What you should do — Exactly reproduce all the records, keeping pictures out of the copy.

Material to process —

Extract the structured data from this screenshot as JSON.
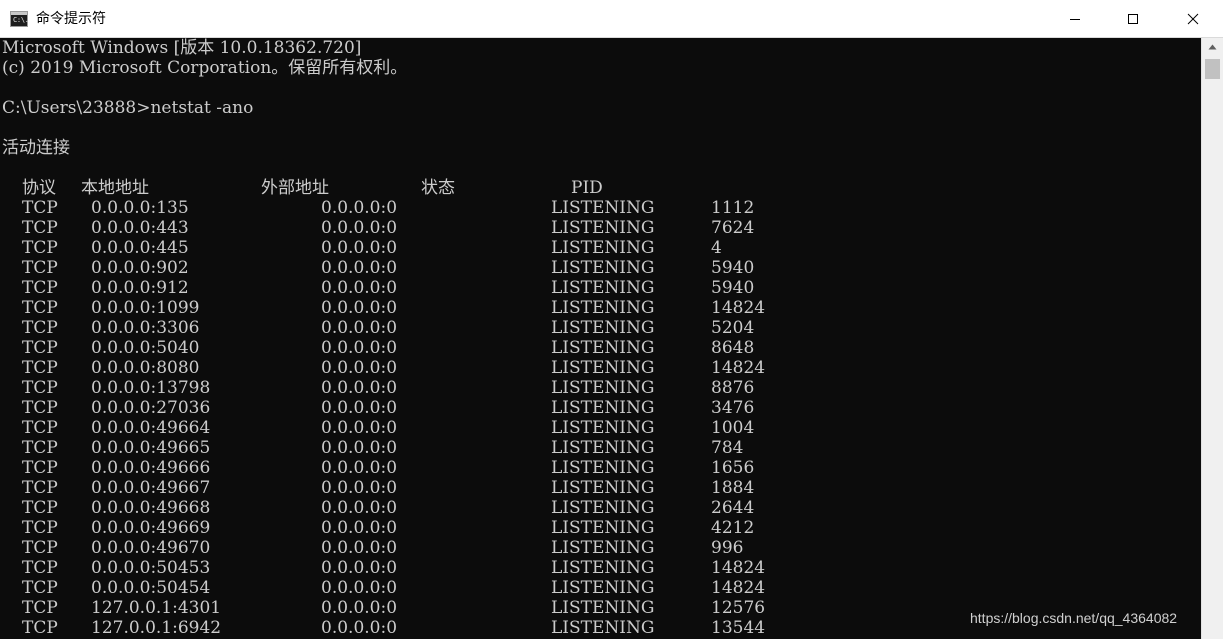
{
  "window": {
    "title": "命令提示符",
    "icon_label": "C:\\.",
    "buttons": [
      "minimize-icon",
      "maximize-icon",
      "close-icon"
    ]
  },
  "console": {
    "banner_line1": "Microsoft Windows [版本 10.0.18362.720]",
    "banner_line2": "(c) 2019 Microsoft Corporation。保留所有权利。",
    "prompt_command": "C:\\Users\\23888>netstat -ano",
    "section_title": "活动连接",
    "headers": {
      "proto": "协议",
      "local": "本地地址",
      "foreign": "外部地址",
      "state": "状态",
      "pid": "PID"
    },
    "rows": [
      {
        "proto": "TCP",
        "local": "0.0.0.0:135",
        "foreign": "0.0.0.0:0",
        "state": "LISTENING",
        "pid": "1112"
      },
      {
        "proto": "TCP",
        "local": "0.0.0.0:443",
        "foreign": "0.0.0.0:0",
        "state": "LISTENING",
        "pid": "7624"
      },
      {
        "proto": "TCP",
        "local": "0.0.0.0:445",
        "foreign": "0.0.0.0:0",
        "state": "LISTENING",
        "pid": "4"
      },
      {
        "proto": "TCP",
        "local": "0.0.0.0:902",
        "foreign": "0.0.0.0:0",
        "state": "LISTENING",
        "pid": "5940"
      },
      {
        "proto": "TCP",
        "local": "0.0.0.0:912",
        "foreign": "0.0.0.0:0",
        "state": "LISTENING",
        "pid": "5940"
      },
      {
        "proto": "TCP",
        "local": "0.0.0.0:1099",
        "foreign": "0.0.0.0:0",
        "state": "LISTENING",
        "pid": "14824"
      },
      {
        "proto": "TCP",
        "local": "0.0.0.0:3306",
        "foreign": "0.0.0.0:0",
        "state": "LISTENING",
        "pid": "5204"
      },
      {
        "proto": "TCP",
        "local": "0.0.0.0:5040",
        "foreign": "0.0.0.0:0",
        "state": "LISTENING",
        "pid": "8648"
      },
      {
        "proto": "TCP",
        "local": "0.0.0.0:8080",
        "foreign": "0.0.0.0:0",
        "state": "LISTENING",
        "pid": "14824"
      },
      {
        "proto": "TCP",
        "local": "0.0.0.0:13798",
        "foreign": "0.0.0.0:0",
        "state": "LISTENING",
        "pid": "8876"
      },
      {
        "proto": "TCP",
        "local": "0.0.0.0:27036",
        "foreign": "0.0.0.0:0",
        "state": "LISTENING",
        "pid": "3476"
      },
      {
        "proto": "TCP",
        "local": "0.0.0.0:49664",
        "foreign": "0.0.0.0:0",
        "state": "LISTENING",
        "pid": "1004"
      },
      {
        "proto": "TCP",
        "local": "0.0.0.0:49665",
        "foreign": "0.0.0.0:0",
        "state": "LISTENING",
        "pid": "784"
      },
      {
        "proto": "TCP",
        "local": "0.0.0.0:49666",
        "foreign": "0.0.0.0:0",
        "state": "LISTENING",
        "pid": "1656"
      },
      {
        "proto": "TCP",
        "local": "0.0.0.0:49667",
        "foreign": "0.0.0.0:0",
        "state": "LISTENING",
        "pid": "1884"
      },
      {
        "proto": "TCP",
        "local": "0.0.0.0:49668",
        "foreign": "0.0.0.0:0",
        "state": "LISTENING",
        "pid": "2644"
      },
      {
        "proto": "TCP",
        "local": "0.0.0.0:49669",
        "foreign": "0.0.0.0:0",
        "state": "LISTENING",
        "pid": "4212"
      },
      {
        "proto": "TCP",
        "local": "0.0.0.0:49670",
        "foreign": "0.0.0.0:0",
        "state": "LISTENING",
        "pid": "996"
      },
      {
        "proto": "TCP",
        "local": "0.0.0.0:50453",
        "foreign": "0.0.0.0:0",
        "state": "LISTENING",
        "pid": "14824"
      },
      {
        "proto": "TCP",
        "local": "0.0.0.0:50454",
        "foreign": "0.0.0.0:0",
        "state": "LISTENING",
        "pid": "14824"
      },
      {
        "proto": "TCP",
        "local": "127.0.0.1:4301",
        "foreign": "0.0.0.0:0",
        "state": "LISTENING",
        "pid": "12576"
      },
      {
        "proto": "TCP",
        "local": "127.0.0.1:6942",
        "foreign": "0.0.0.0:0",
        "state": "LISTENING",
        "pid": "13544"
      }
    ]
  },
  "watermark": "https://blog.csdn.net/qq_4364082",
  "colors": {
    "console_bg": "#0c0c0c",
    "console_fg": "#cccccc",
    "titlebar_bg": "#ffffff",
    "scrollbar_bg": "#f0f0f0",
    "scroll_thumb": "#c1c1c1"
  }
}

Result —
Extract the structured data from this screenshot as JSON.
{
  "window": {
    "title": "命令提示符",
    "icon_label": "C:\\.",
    "buttons": [
      "minimize-icon",
      "maximize-icon",
      "close-icon"
    ]
  },
  "console": {
    "banner_line1": "Microsoft Windows [版本 10.0.18362.720]",
    "banner_line2": "(c) 2019 Microsoft Corporation。保留所有权利。",
    "prompt_command": "C:\\Users\\23888>netstat -ano",
    "section_title": "活动连接",
    "headers": {
      "proto": "协议",
      "local": "本地地址",
      "foreign": "外部地址",
      "state": "状态",
      "pid": "PID"
    },
    "rows": [
      {
        "proto": "TCP",
        "local": "0.0.0.0:135",
        "foreign": "0.0.0.0:0",
        "state": "LISTENING",
        "pid": "1112"
      },
      {
        "proto": "TCP",
        "local": "0.0.0.0:443",
        "foreign": "0.0.0.0:0",
        "state": "LISTENING",
        "pid": "7624"
      },
      {
        "proto": "TCP",
        "local": "0.0.0.0:445",
        "foreign": "0.0.0.0:0",
        "state": "LISTENING",
        "pid": "4"
      },
      {
        "proto": "TCP",
        "local": "0.0.0.0:902",
        "foreign": "0.0.0.0:0",
        "state": "LISTENING",
        "pid": "5940"
      },
      {
        "proto": "TCP",
        "local": "0.0.0.0:912",
        "foreign": "0.0.0.0:0",
        "state": "LISTENING",
        "pid": "5940"
      },
      {
        "proto": "TCP",
        "local": "0.0.0.0:1099",
        "foreign": "0.0.0.0:0",
        "state": "LISTENING",
        "pid": "14824"
      },
      {
        "proto": "TCP",
        "local": "0.0.0.0:3306",
        "foreign": "0.0.0.0:0",
        "state": "LISTENING",
        "pid": "5204"
      },
      {
        "proto": "TCP",
        "local": "0.0.0.0:5040",
        "foreign": "0.0.0.0:0",
        "state": "LISTENING",
        "pid": "8648"
      },
      {
        "proto": "TCP",
        "local": "0.0.0.0:8080",
        "foreign": "0.0.0.0:0",
        "state": "LISTENING",
        "pid": "14824"
      },
      {
        "proto": "TCP",
        "local": "0.0.0.0:13798",
        "foreign": "0.0.0.0:0",
        "state": "LISTENING",
        "pid": "8876"
      },
      {
        "proto": "TCP",
        "local": "0.0.0.0:27036",
        "foreign": "0.0.0.0:0",
        "state": "LISTENING",
        "pid": "3476"
      },
      {
        "proto": "TCP",
        "local": "0.0.0.0:49664",
        "foreign": "0.0.0.0:0",
        "state": "LISTENING",
        "pid": "1004"
      },
      {
        "proto": "TCP",
        "local": "0.0.0.0:49665",
        "foreign": "0.0.0.0:0",
        "state": "LISTENING",
        "pid": "784"
      },
      {
        "proto": "TCP",
        "local": "0.0.0.0:49666",
        "foreign": "0.0.0.0:0",
        "state": "LISTENING",
        "pid": "1656"
      },
      {
        "proto": "TCP",
        "local": "0.0.0.0:49667",
        "foreign": "0.0.0.0:0",
        "state": "LISTENING",
        "pid": "1884"
      },
      {
        "proto": "TCP",
        "local": "0.0.0.0:49668",
        "foreign": "0.0.0.0:0",
        "state": "LISTENING",
        "pid": "2644"
      },
      {
        "proto": "TCP",
        "local": "0.0.0.0:49669",
        "foreign": "0.0.0.0:0",
        "state": "LISTENING",
        "pid": "4212"
      },
      {
        "proto": "TCP",
        "local": "0.0.0.0:49670",
        "foreign": "0.0.0.0:0",
        "state": "LISTENING",
        "pid": "996"
      },
      {
        "proto": "TCP",
        "local": "0.0.0.0:50453",
        "foreign": "0.0.0.0:0",
        "state": "LISTENING",
        "pid": "14824"
      },
      {
        "proto": "TCP",
        "local": "0.0.0.0:50454",
        "foreign": "0.0.0.0:0",
        "state": "LISTENING",
        "pid": "14824"
      },
      {
        "proto": "TCP",
        "local": "127.0.0.1:4301",
        "foreign": "0.0.0.0:0",
        "state": "LISTENING",
        "pid": "12576"
      },
      {
        "proto": "TCP",
        "local": "127.0.0.1:6942",
        "foreign": "0.0.0.0:0",
        "state": "LISTENING",
        "pid": "13544"
      }
    ]
  },
  "watermark": "https://blog.csdn.net/qq_4364082",
  "colors": {
    "console_bg": "#0c0c0c",
    "console_fg": "#cccccc",
    "titlebar_bg": "#ffffff",
    "scrollbar_bg": "#f0f0f0",
    "scroll_thumb": "#c1c1c1"
  }
}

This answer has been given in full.